But use your own common sense to weigh the results. For example, I found a number of peer-reviewed studies of appeal letters that used college students as research subjects, even though the students aren’t representative of a nonprofit’s typical donor, who is older. Results of such studies can be of limited applicability to your nonprofit. 

You might not be surprised to hear that there is a big divide between academic researchers and nonprofit communications/fundraising practitioners. While there are good reasons for this divide, it’s high time for researchers and practitioners to collaborate much more closely in researching topics of interest to people working in the trenches in nonprofit fundraising. 

References

Burnett, K. and Fowler, J. (1997). How to make sure your donors read your publications. International Journal of Nonprofit and Voluntary Sector Marketing, 2:4, 299-309.

Cao, X. (2016). Framing charitable appeals: the effect of message framing and perceived susceptibility to the negative consequences of inaction on donation intention. International Journal of Nonprofit and Voluntary Sector Marketing, 21:1, 3-12.

Diamond, W. & Gooding-Williams, S. (2002). Using advertising constructs and methods to understand direct mail fundraising appeals. Nonprofit Management & Leadership, 12:3, 225-242.

Handy, F. (2000). How we beg: The analysis of direct mail appeals. Nonprofit and Voluntary Sector Quarterly, 29:3, 439-454.

Helms-McCarty, S., Diette, T.S. & Bugg Holloway, B. (2016). Acquiring new donors: A field experiment using bonus trigger incentives. Nonprofit and Voluntary Sector Quarterly, 45:2, 261-274.

Karlan, D. and Wood, D. (2016). The effect of effectiveness: Donor response to aid effectiveness in a direct mail fundraising experiment. Journal of Behavioral and Experimental Economics, 2016, 1-8.

Lipovsky, C. (2016). Negotiating solidarity with potential donors: A study of the images in fundraising letters by not-for-profit organizations. Functional Linguistics, 3:1.

Martin, S. (2012, October). 98% of HBR readers love this article. Harvard Business Review. Retrieved from https://hbr.org/2012/10/98-of-hbr-readers-love-this-article 

Merchant, A., Ford, J. & Sargeant, A. (2010). Charitable organizations’ storytelling influence on donors’ emotions and intentions. Journal of Business Research, 63, 754-762.

Perry, S. (2015, October 5). 1 in 3 Americans lacks faith in charities, Chronicle poll finds. The Chronicle of Philanthropy. Retrieved from https://www.philanthropy.com/article/1in3AmericansLacksFaith/233613

Shanahan. K. & Hopkins, C. (2007). Truths, half-truths and deception: Perceived social responsibility and intent to donate for a nonprofit using implicature, truth, and duplicity in print advertising. Journal of Advertising, 36:2, 33-48.

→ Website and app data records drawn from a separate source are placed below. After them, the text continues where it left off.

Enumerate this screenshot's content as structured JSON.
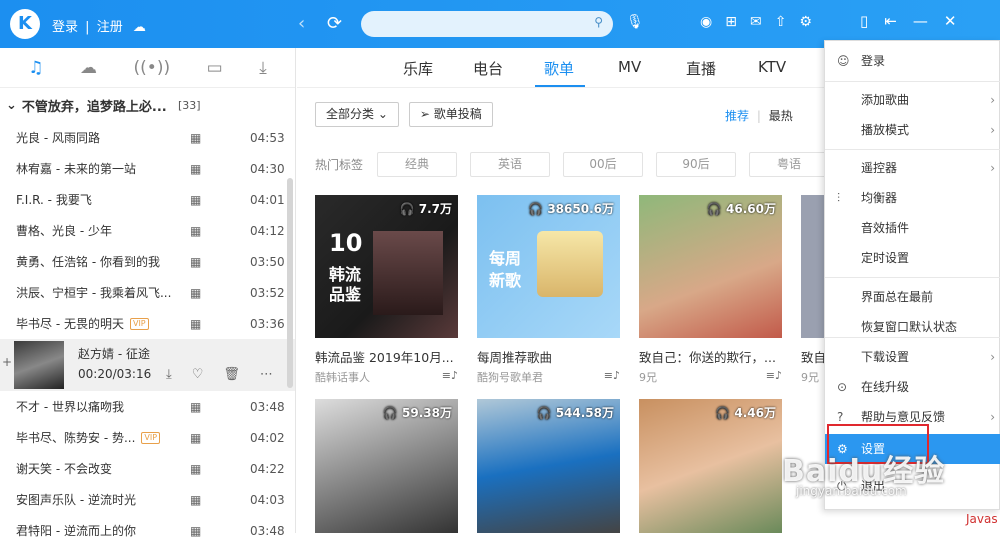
{
  "header": {
    "auth_login": "登录",
    "auth_sep": "|",
    "auth_register": "注册"
  },
  "left": {
    "playlist_title": "不管放弃，追梦路上必...",
    "playlist_count": "[33]",
    "songs_top": [
      {
        "title": "光良 - 风雨同路",
        "dur": "04:53",
        "vip": false
      },
      {
        "title": "林宥嘉 - 未来的第一站",
        "dur": "04:30",
        "vip": false
      },
      {
        "title": "F.I.R. - 我要飞",
        "dur": "04:01",
        "vip": false
      },
      {
        "title": "曹格、光良 - 少年",
        "dur": "04:12",
        "vip": false
      },
      {
        "title": "黄勇、任浩铭 - 你看到的我",
        "dur": "03:50",
        "vip": false
      },
      {
        "title": "洪辰、宁桓宇 - 我乘着风飞...",
        "dur": "03:52",
        "vip": false
      },
      {
        "title": "毕书尽 - 无畏的明天",
        "dur": "03:36",
        "vip": true
      }
    ],
    "now_playing": {
      "title": "赵方婧 - 征途",
      "time": "00:20/03:16"
    },
    "songs_bottom": [
      {
        "title": "不才 - 世界以痛吻我",
        "dur": "03:48",
        "vip": false
      },
      {
        "title": "毕书尽、陈势安 - 势...",
        "dur": "04:02",
        "vip": true
      },
      {
        "title": "谢天笑 - 不会改变",
        "dur": "04:22",
        "vip": false
      },
      {
        "title": "安图声乐队 - 逆流时光",
        "dur": "04:03",
        "vip": false
      },
      {
        "title": "君特阳 - 逆流而上的你",
        "dur": "03:48",
        "vip": false
      }
    ],
    "vip_label": "VIP"
  },
  "main": {
    "tabs": [
      "乐库",
      "电台",
      "歌单",
      "MV",
      "直播",
      "KTV"
    ],
    "active_tab": "歌单",
    "category_btn": "全部分类",
    "submit_btn": "歌单投稿",
    "sort_recommend": "推荐",
    "sort_latest": "最热",
    "tags_label": "热门标签",
    "tags": [
      "经典",
      "英语",
      "00后",
      "90后",
      "粤语"
    ],
    "cards_row1": [
      {
        "plays": "7.7万",
        "title": "韩流品鉴 2019年10月...",
        "author": "酷韩话事人"
      },
      {
        "plays": "38650.6万",
        "title": "每周推荐歌曲",
        "author": "酷狗号歌单君"
      },
      {
        "plays": "46.60万",
        "title": "致自己：你送的欺行，...",
        "author": "9兄"
      },
      {
        "plays": "",
        "title": "致自",
        "author": "9兄"
      }
    ],
    "cards_row2": [
      {
        "plays": "59.38万"
      },
      {
        "plays": "544.58万"
      },
      {
        "plays": "4.46万"
      }
    ],
    "overlay1": {
      "big": "10",
      "l1": "韩流",
      "l2": "品鉴"
    },
    "overlay2": {
      "l1": "每周",
      "l2": "新歌"
    }
  },
  "menu": {
    "items": [
      "登录",
      "添加歌曲",
      "播放模式",
      "遥控器",
      "均衡器",
      "音效插件",
      "定时设置",
      "界面总在最前",
      "恢复窗口默认状态",
      "下载设置",
      "在线升级",
      "帮助与意见反馈",
      "设置",
      "退出"
    ]
  },
  "watermark": {
    "main": "Baidu经验",
    "sub": "jingyan.baidu.com"
  },
  "corner": "Javas"
}
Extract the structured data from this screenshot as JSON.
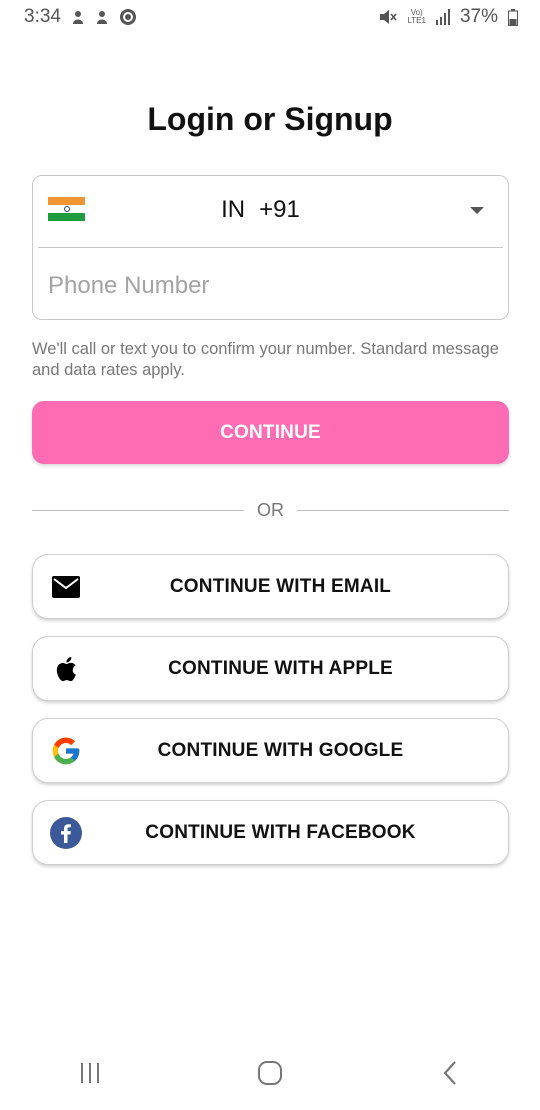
{
  "status_bar": {
    "time": "3:34",
    "battery": "37%",
    "lte_top": "Vo)",
    "lte_bottom": "LTE1"
  },
  "title": "Login or Signup",
  "phone": {
    "country_code": "IN",
    "dial_code": "+91",
    "placeholder": "Phone Number",
    "value": ""
  },
  "helper_text": "We'll call or text you to confirm your number. Standard message and data rates apply.",
  "continue_label": "CONTINUE",
  "or_label": "OR",
  "social": {
    "email": "CONTINUE WITH EMAIL",
    "apple": "CONTINUE WITH APPLE",
    "google": "CONTINUE WITH GOOGLE",
    "facebook": "CONTINUE WITH FACEBOOK"
  },
  "colors": {
    "accent": "#ff6cb3",
    "facebook": "#3b5998"
  },
  "icons": {
    "flag": "india-flag-icon",
    "email": "envelope-icon",
    "apple": "apple-icon",
    "google": "google-icon",
    "facebook": "facebook-icon",
    "nav_recents": "recents-icon",
    "nav_home": "home-icon",
    "nav_back": "back-icon"
  }
}
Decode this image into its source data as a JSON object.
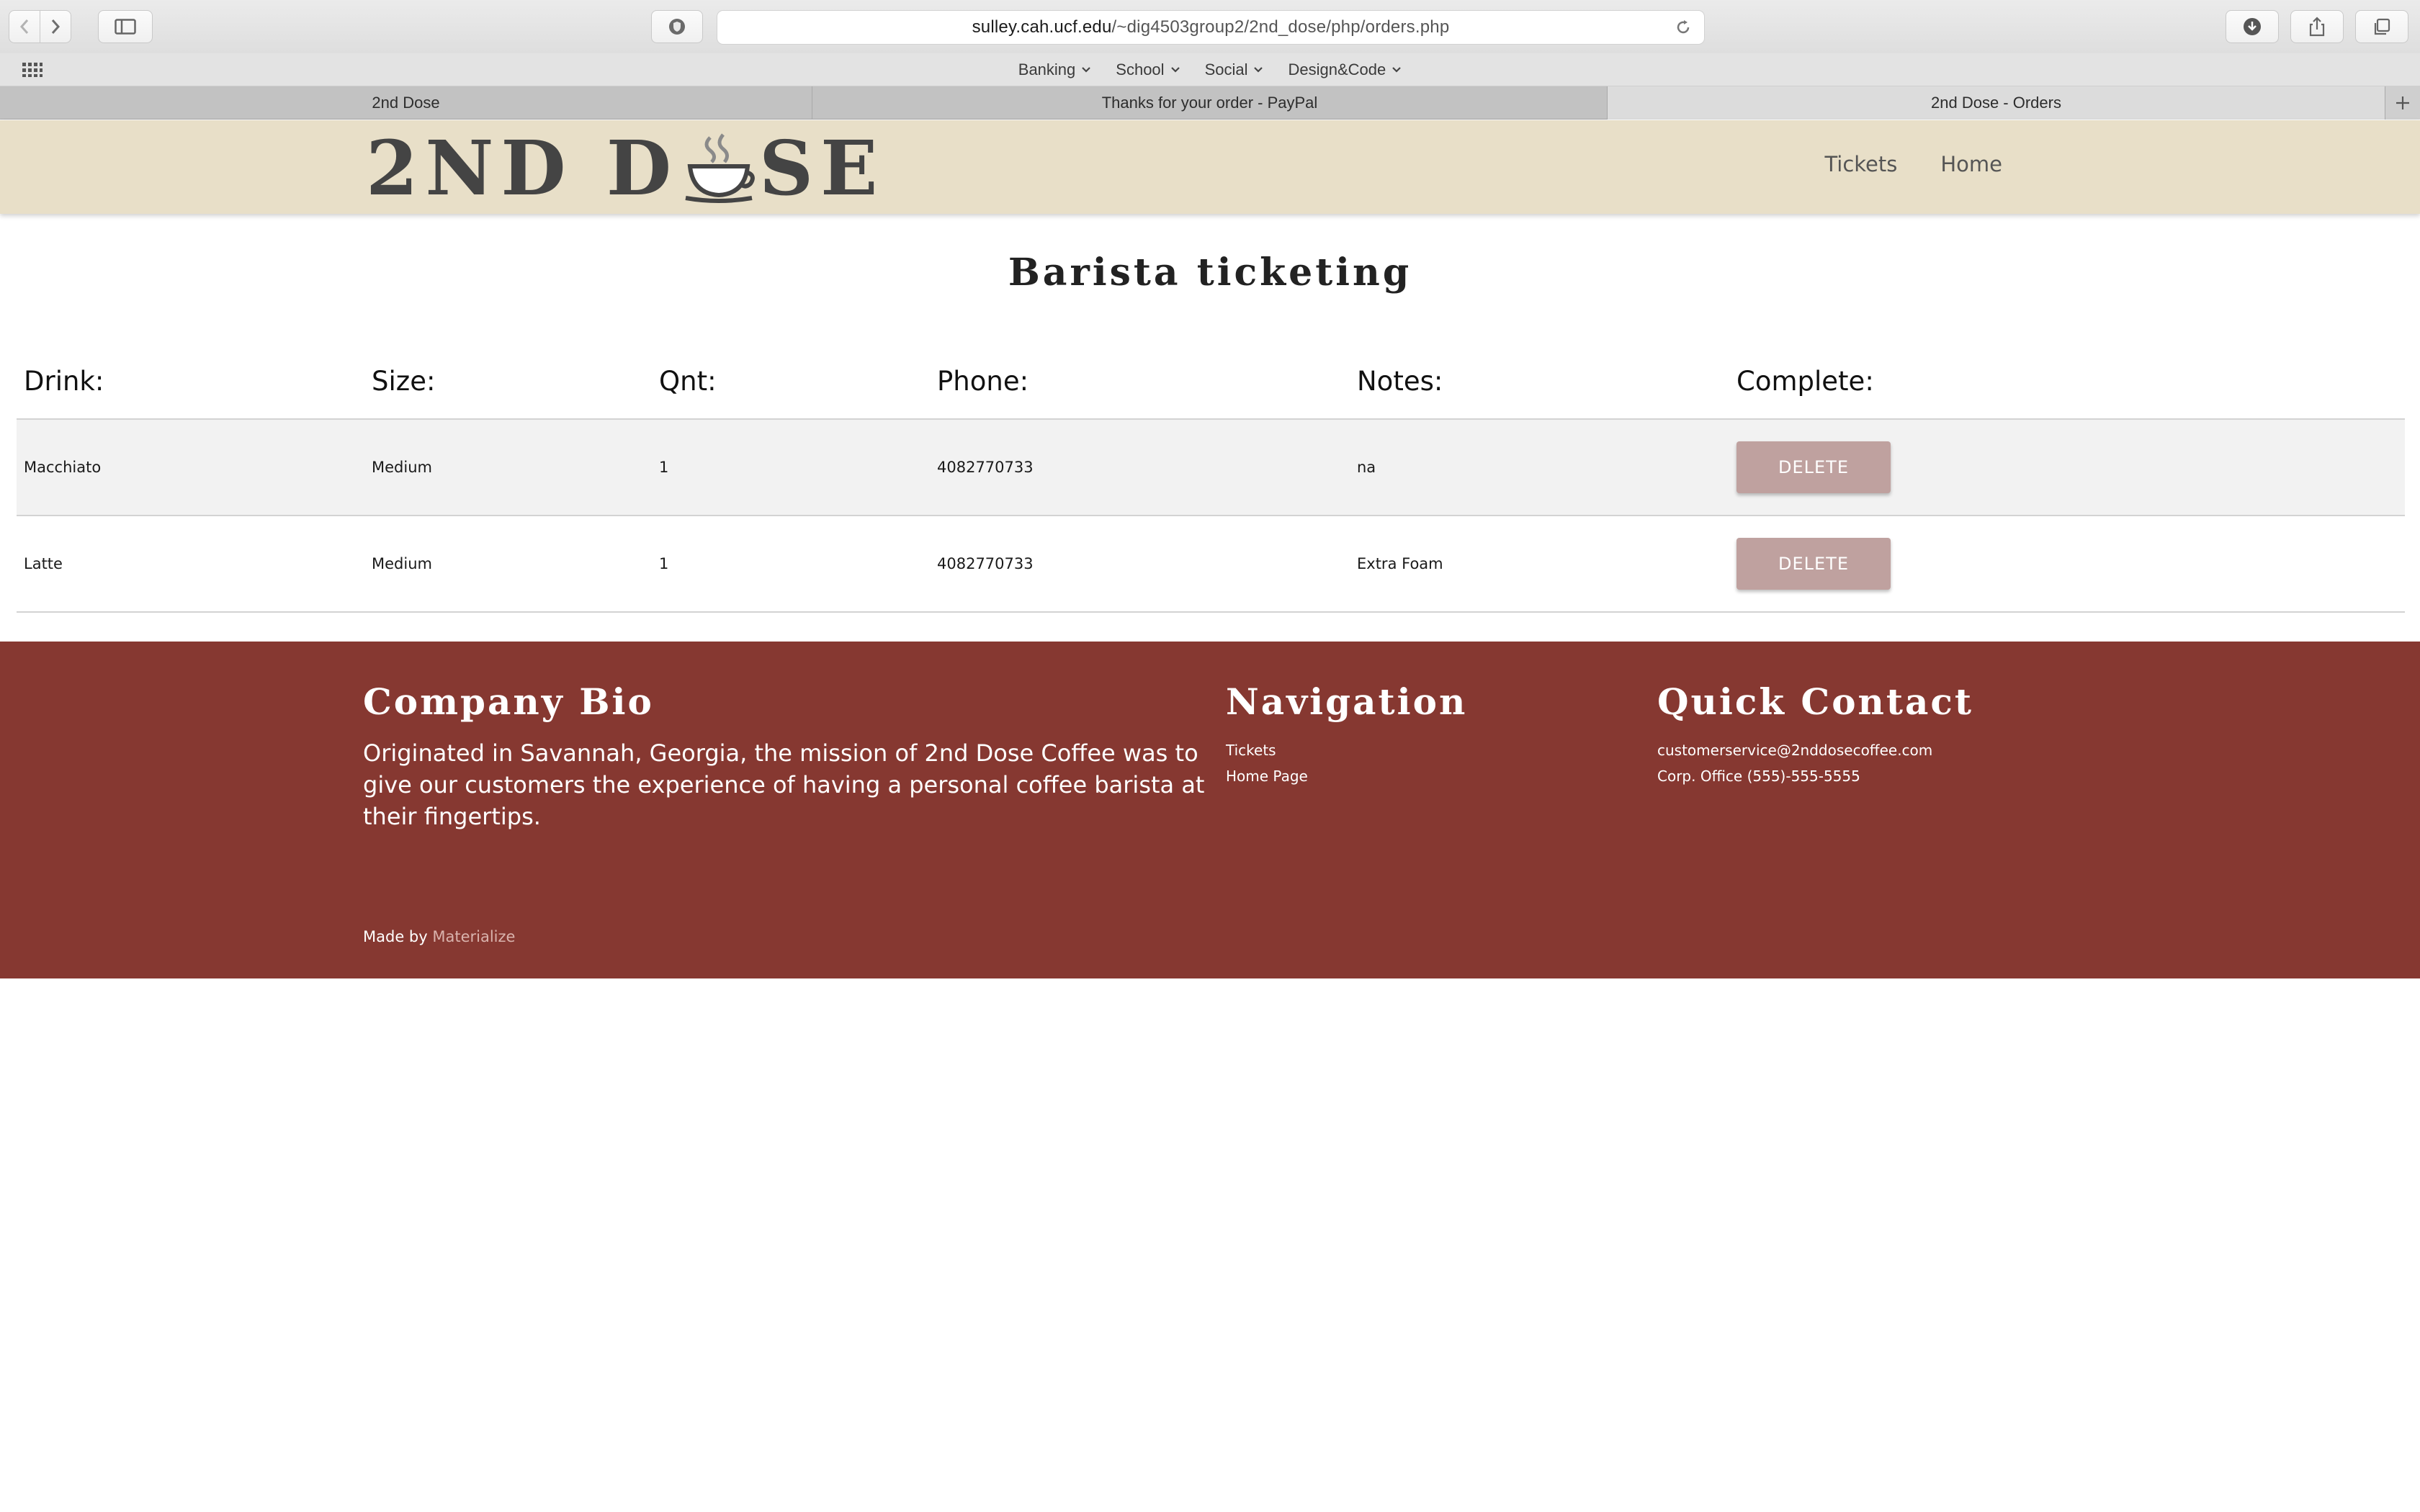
{
  "browser": {
    "url_host": "sulley.cah.ucf.edu",
    "url_path": "/~dig4503group2/2nd_dose/php/orders.php",
    "favorites": [
      {
        "label": "Banking"
      },
      {
        "label": "School"
      },
      {
        "label": "Social"
      },
      {
        "label": "Design&Code"
      }
    ],
    "tabs": [
      {
        "label": "2nd Dose"
      },
      {
        "label": "Thanks for your order - PayPal"
      },
      {
        "label": "2nd Dose - Orders"
      }
    ]
  },
  "header": {
    "logo_left": "2ND D",
    "logo_right": "SE",
    "nav": [
      {
        "label": "Tickets"
      },
      {
        "label": "Home"
      }
    ]
  },
  "main": {
    "title": "Barista ticketing",
    "columns": [
      "Drink:",
      "Size:",
      "Qnt:",
      "Phone:",
      "Notes:",
      "Complete:"
    ],
    "rows": [
      {
        "drink": "Macchiato",
        "size": "Medium",
        "qnt": "1",
        "phone": "4082770733",
        "notes": "na",
        "action": "DELETE"
      },
      {
        "drink": "Latte",
        "size": "Medium",
        "qnt": "1",
        "phone": "4082770733",
        "notes": "Extra Foam",
        "action": "DELETE"
      }
    ]
  },
  "footer": {
    "bio_title": "Company Bio",
    "bio_text": "Originated in Savannah, Georgia, the mission of 2nd Dose Coffee was to give our customers the experience of having a personal coffee barista at their fingertips.",
    "nav_title": "Navigation",
    "nav_links": [
      {
        "label": "Tickets"
      },
      {
        "label": "Home Page"
      }
    ],
    "contact_title": "Quick Contact",
    "contact_email": "customerservice@2nddosecoffee.com",
    "contact_phone": "Corp. Office (555)-555-5555",
    "made_by_prefix": "Made by",
    "made_by_link": "Materialize"
  },
  "colors": {
    "header_bg": "#e8dfc8",
    "footer_bg": "#863831",
    "delete_button": "#bfa19f"
  }
}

Shang, J., Reed II, A. & Croson, R. (2008). Identity congruency effects on donations. Journal of Marketing Research, XLV, 351-361.

Small, D. & Verrochi, N. (2009). The face of need: Facial emotion expression on charity advertisements. Journal of Marketing Research: XLVI, 777-787.

Yoruk, B. (2009). How responsive are charitable donors to requests to give? Journal of Public Economics, 93, 1111-1117.